Data in this exercise below:

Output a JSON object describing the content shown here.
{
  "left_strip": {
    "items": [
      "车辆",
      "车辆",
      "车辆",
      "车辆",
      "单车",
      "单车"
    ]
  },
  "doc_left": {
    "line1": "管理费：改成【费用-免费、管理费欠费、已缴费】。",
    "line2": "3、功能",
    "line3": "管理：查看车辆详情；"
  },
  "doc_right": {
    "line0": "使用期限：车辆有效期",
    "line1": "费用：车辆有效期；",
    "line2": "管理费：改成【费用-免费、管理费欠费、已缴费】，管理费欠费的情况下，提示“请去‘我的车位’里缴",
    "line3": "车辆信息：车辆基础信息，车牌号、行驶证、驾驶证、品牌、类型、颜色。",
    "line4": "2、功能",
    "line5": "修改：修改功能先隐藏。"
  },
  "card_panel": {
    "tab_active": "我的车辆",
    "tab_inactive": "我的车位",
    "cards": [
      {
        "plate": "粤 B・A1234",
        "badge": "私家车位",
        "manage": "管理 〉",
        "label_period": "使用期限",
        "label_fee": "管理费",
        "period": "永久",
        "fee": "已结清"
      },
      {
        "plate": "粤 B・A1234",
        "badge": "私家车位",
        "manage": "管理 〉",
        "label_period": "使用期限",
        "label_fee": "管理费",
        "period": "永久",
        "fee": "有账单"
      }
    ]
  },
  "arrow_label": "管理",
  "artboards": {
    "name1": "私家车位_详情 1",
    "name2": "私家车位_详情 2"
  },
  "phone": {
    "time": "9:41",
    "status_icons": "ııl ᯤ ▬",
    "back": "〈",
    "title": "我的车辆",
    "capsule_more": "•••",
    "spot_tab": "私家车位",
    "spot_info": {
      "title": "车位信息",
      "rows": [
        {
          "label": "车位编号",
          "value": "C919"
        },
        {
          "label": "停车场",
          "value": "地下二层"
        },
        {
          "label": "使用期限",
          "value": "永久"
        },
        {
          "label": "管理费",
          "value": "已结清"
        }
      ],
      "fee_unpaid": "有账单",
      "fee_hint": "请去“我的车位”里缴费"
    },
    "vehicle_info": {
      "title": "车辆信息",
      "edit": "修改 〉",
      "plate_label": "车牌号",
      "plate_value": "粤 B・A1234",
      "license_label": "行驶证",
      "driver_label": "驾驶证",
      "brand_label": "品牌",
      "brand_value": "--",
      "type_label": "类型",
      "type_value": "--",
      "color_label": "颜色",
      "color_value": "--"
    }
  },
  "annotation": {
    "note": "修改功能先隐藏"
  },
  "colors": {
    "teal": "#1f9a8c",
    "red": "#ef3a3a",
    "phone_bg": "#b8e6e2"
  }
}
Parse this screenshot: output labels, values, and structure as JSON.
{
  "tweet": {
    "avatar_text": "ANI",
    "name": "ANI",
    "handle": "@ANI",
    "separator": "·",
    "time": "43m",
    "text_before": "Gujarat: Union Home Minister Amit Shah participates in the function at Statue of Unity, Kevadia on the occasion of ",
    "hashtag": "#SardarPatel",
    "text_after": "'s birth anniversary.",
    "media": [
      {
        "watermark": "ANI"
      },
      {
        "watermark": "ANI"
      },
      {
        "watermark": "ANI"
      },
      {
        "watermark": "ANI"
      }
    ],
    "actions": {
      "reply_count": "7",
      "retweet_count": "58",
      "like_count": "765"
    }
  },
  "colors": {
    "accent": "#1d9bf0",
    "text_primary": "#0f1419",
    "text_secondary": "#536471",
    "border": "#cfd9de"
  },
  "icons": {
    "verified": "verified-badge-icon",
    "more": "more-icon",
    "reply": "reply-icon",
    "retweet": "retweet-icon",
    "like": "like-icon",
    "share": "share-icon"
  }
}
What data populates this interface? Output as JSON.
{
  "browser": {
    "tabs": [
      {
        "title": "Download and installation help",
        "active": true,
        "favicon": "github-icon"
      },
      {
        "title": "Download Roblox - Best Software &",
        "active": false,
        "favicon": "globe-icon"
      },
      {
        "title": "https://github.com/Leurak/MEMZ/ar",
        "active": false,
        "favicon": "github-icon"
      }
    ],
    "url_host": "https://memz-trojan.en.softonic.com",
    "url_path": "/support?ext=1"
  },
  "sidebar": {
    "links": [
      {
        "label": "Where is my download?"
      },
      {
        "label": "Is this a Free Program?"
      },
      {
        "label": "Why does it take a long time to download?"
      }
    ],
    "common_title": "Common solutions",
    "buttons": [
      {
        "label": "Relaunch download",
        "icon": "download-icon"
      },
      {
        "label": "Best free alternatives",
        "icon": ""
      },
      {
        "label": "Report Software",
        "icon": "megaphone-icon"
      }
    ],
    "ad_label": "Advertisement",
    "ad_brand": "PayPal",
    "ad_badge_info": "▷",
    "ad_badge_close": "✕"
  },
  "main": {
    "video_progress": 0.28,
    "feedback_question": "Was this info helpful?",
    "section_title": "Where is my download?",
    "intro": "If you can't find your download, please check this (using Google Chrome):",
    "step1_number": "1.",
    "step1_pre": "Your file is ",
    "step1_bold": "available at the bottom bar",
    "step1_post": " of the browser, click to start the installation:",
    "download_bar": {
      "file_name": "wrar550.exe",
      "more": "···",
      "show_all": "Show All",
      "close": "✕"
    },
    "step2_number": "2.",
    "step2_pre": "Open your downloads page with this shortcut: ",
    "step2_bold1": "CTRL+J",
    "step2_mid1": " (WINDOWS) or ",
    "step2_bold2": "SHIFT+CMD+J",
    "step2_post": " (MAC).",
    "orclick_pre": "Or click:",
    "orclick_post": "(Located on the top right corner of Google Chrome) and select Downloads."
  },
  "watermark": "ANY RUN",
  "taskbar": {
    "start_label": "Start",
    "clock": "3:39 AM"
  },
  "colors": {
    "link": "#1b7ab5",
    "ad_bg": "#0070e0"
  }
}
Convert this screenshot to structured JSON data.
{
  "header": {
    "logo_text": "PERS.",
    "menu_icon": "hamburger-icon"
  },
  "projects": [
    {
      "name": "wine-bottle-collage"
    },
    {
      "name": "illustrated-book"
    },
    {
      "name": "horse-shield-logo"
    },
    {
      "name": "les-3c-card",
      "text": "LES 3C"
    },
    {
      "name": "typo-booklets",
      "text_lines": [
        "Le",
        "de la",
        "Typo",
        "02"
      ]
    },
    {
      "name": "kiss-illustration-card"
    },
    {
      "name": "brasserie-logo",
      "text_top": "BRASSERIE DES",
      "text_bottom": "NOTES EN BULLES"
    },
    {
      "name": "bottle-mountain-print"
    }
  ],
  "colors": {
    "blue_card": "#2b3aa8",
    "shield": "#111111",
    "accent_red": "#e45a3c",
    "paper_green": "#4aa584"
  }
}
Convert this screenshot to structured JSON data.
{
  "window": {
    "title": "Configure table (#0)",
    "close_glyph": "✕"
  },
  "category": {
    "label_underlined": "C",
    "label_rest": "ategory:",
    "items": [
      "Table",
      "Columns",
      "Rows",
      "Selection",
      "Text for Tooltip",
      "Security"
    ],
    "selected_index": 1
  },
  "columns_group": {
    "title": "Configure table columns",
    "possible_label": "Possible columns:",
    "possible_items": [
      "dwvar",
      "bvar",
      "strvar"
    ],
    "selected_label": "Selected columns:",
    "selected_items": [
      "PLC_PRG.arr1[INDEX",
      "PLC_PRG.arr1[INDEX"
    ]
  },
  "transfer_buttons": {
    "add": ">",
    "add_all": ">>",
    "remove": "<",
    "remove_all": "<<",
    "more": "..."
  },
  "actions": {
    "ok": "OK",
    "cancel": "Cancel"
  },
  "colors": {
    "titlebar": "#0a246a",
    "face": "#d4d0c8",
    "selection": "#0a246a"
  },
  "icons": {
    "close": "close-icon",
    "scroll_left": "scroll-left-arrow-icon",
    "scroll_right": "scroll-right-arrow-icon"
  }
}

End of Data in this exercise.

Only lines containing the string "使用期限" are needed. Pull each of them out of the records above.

    "line0": "使用期限：车辆有效期",
        "label_period": "使用期限",
        "label_period": "使用期限",
          "label": "使用期限",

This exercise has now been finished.